Loading... Please wait...

Concerns About Phthalates

Concerns About Phthalates

F-TH-what? It’s a crazy looking word with a strange pronunciation. The actual pronunciation is THAH-lates. So what ARE they? And why should you be concerned about them and buy phthalate free products? 

Let’s start with a definition. The US Centers for Disease Control (CDC) defines Phthalates as follows:

 “Phthalates are a group of chemicals used in the manufacture of plastics. They often are called plasticizers. Phthalates can prolong the lifespan or durability of plastics and increase the flexibility of some plastics. In addition, phthalates have been used as solvents for other materials. They are used in hundreds of products, including vinyl flooring; adhesives; detergents; lubricating oils; food packaging; automotive plastics; plastic clothing such as raincoats; and personal-care products such as soap, shampoo, hair spray, and nail polish.”

Until recently, Phthalates were not discussed much. There was not a huge concern that this group of chemicals was causing any harm. However, as a result of a few events, they have now risen to the top of many environmental groups’ lists as a chemical that is causing great distress to both the environment and our bodies.

In 2000, the US Centers for Disease Control released results from a ground-breaking study they performed on “average Americans”. In this study, urine was tested and the scientists found seven types of phthalates in the 289 people tested. The most disturbing was that every person tested was found to have dibutyl phthalate (DBP), the most toxic of the phthalates.

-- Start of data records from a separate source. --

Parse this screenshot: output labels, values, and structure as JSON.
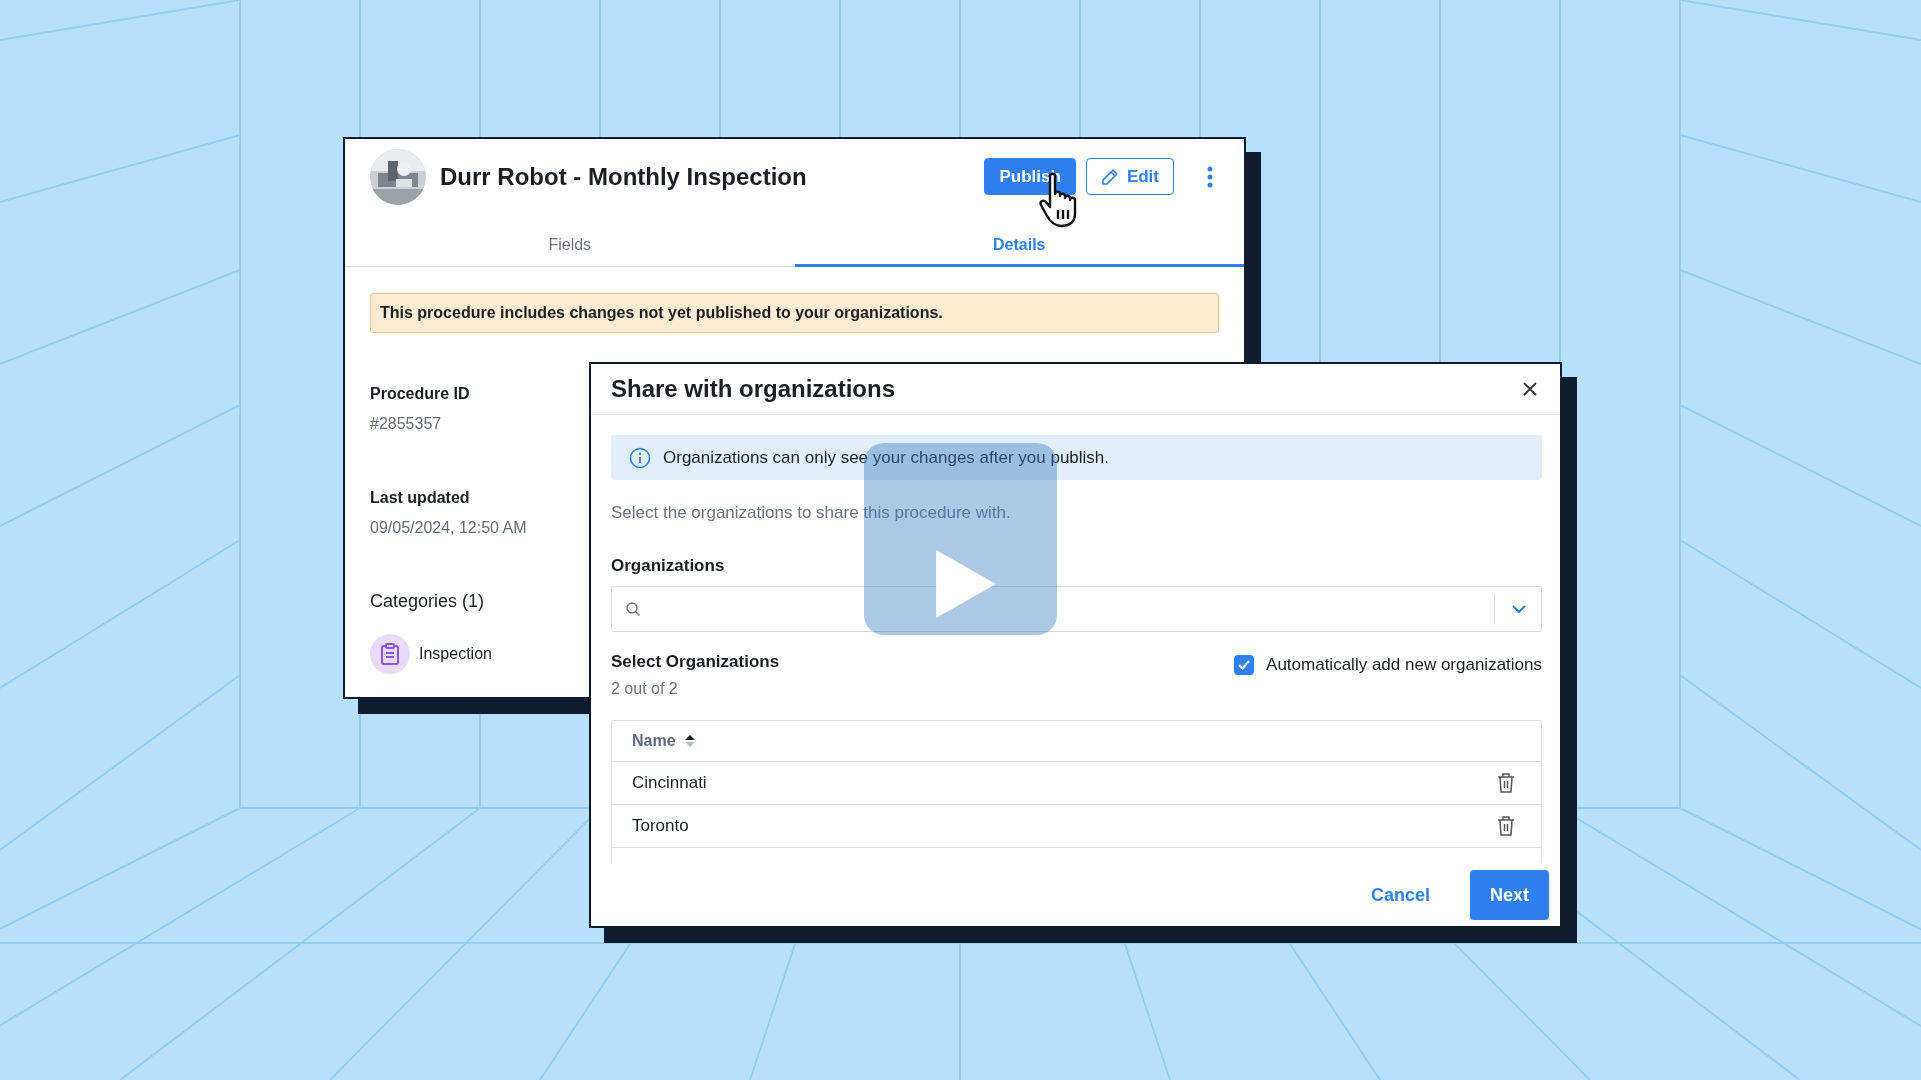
{
  "procedure": {
    "title": "Durr Robot - Monthly Inspection",
    "actions": [
      {
        "label": "Publish",
        "kind": "primary"
      },
      {
        "label": "Edit",
        "kind": "outline"
      }
    ],
    "tabs": [
      {
        "label": "Fields",
        "selected": false
      },
      {
        "label": "Details",
        "selected": true
      }
    ],
    "banner": "This procedure includes changes not yet published to your organizations.",
    "details": [
      {
        "label": "Procedure ID",
        "value": "#2855357"
      },
      {
        "label": "Last updated",
        "value": "09/05/2024, 12:50 AM"
      }
    ],
    "categories": {
      "heading": "Categories (1)",
      "items": [
        {
          "label": "Inspection"
        }
      ]
    }
  },
  "dialog": {
    "title": "Share with organizations",
    "info": "Organizations can only see your changes after you publish.",
    "instruction": "Select the organizations to share this procedure with.",
    "field_label": "Organizations",
    "section_title": "Select Organizations",
    "count": "2 out of 2",
    "auto_add": {
      "label": "Automatically add new organizations",
      "checked": true
    },
    "table": {
      "columns": [
        {
          "label": "Name"
        }
      ],
      "rows": [
        {
          "name": "Cincinnati"
        },
        {
          "name": "Toronto"
        }
      ]
    },
    "buttons": [
      {
        "label": "Cancel",
        "kind": "text"
      },
      {
        "label": "Next",
        "kind": "primary"
      }
    ]
  }
}
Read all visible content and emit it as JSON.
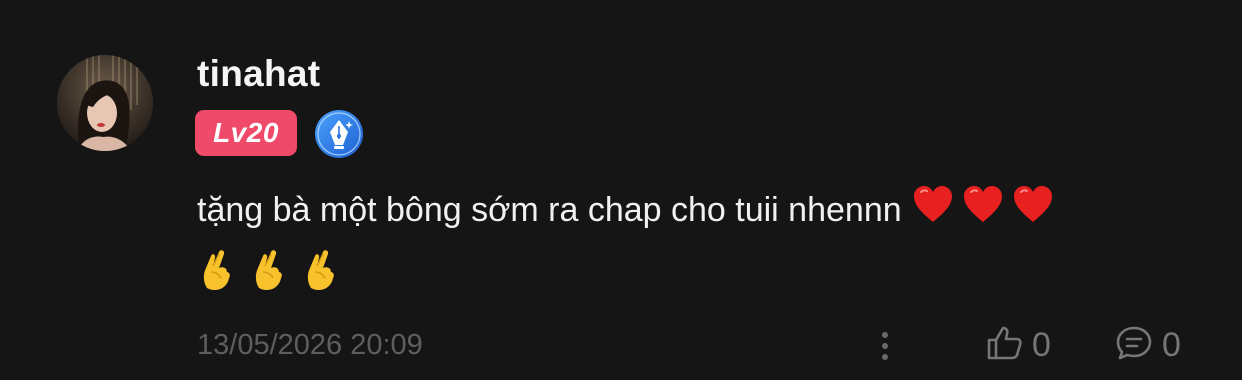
{
  "comment": {
    "username": "tinahat",
    "level_badge": "Lv20",
    "badge_icon": "fountain-pen-icon",
    "text": "tặng bà một bông sớm ra chap cho tuii nhennn",
    "line1_emojis": [
      "red-heart-icon",
      "red-heart-icon",
      "red-heart-icon"
    ],
    "line2_emojis": [
      "crossed-fingers-icon",
      "crossed-fingers-icon",
      "crossed-fingers-icon"
    ],
    "timestamp": "13/05/2026 20:09",
    "like_count": "0",
    "reply_count": "0"
  },
  "colors": {
    "background": "#151515",
    "level_badge": "#ef4a6a",
    "writer_badge": "#2f7ee6",
    "muted": "#5e5e5e"
  }
}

The CDC wrote in their study that “phthalate exposure is both higher and more common than previously suspected.

OK – so you may be thinking, what’s the big deal? How does this impact me? My children?

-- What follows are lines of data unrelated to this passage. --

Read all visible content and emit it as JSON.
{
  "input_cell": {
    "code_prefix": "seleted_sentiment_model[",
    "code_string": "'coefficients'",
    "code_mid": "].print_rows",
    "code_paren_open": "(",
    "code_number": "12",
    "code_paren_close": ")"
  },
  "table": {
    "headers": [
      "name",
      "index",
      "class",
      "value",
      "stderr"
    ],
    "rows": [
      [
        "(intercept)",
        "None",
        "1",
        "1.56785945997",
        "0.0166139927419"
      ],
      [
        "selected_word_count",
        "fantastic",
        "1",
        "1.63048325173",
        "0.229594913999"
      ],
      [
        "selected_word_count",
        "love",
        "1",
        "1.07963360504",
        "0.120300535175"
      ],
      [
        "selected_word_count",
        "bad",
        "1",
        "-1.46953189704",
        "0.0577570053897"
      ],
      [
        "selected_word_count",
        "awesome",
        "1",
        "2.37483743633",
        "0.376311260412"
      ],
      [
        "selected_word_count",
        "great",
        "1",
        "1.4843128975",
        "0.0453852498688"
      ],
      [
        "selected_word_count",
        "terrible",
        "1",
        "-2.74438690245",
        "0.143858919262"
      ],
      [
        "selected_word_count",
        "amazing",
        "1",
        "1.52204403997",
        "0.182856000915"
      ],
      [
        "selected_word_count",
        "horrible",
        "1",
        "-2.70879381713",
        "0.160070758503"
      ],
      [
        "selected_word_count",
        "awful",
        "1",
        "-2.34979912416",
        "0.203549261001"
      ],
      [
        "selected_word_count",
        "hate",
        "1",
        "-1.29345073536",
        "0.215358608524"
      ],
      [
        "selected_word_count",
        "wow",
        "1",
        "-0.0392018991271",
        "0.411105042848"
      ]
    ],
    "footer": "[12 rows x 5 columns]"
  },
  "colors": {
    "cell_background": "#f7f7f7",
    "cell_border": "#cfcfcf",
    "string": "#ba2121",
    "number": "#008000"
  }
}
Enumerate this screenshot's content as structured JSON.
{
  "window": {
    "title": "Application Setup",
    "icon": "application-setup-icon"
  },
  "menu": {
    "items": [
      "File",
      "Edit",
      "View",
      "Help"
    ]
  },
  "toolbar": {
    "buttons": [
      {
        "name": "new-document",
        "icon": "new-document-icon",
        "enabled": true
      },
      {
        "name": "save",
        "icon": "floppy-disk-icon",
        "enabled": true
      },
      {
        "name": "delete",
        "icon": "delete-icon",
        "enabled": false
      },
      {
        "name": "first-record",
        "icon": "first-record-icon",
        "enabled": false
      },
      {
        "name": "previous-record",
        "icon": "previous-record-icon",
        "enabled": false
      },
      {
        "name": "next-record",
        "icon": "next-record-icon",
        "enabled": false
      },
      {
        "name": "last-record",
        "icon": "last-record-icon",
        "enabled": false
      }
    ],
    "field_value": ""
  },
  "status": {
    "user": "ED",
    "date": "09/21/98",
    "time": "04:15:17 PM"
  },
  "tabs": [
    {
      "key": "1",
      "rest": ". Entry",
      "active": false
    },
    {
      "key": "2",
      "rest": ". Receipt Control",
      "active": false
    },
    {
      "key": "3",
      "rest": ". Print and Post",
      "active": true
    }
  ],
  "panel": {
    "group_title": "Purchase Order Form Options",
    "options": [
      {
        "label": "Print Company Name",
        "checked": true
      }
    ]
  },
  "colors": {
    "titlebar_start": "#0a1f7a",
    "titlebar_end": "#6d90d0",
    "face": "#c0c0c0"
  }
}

Well, there are many concerns about the effects of phthalates. The most significant is its possible link to defects in the human male reproductive system. Studies first showed that phthalates emasculate male rats. Concerning? Absolutely. So more research was done. Then in June 2005, the University of Rochester Medical Center reported findings on its own study that tied high levels of phthalates in the mom’s body to abnormalities in their baby boy’s male sexual development. The study showed that mom’s exposure to phthalates can contribute to the emasculation of her sons.

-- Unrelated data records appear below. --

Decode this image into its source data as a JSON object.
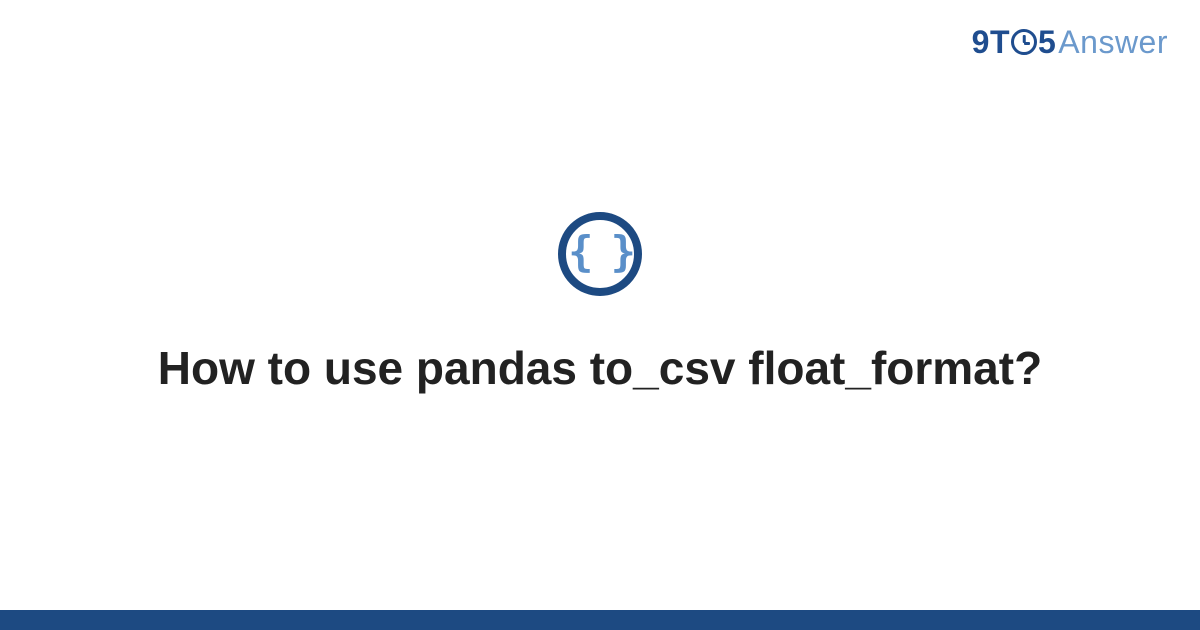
{
  "brand": {
    "part1": "9",
    "part2": "T",
    "part3": "5",
    "part4": "Answer"
  },
  "badge": {
    "glyph": "{ }"
  },
  "question": {
    "title": "How to use pandas to_csv float_format?"
  }
}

Now – compound that with the fact that the 2000 CDC study found that women in childbearing years had disproportionately high levels of phthalates in their bodies.YIPES.

And that’s just the biggest concern. Phthalates have also been linked to pre-mature breast development in girls (2000 study by Puerto Rican scientists Colon et al.) as well as DNA damage to sperm and impact on sperm quality based on 3 separate studies in 2002 and 2003. 

So what can you do about it? Here are some simple ways for you and your family to avoid phthalates as much as possible:

  • Avoid consumer products with phthalates. This is the trickiest – because often phthalates aren’t even listed as an ingredient. So the best way is to avoid products with chemical fragrance (where phthalates try to “hide out” inconspicuously – companies don’t have to list ingredients in their fragrances). Some common chemical abbreviations for phthalates include: DHP, DEP, DEHP, BzBP, BMP.
  • Don’t buy products that have a strong plastic-y smell (like strong smelling shower curtains.
  • Choose plastic products with recycling codes 1, 2 or 5. Codes 3 and 7 are the most likely to have phthalates or bisphenol A (another toxin).

Keep an eye out for more about phthalates in the news and why you should by phthalate free products for your skin. This is one chemical that you will be hearing more about in coming months.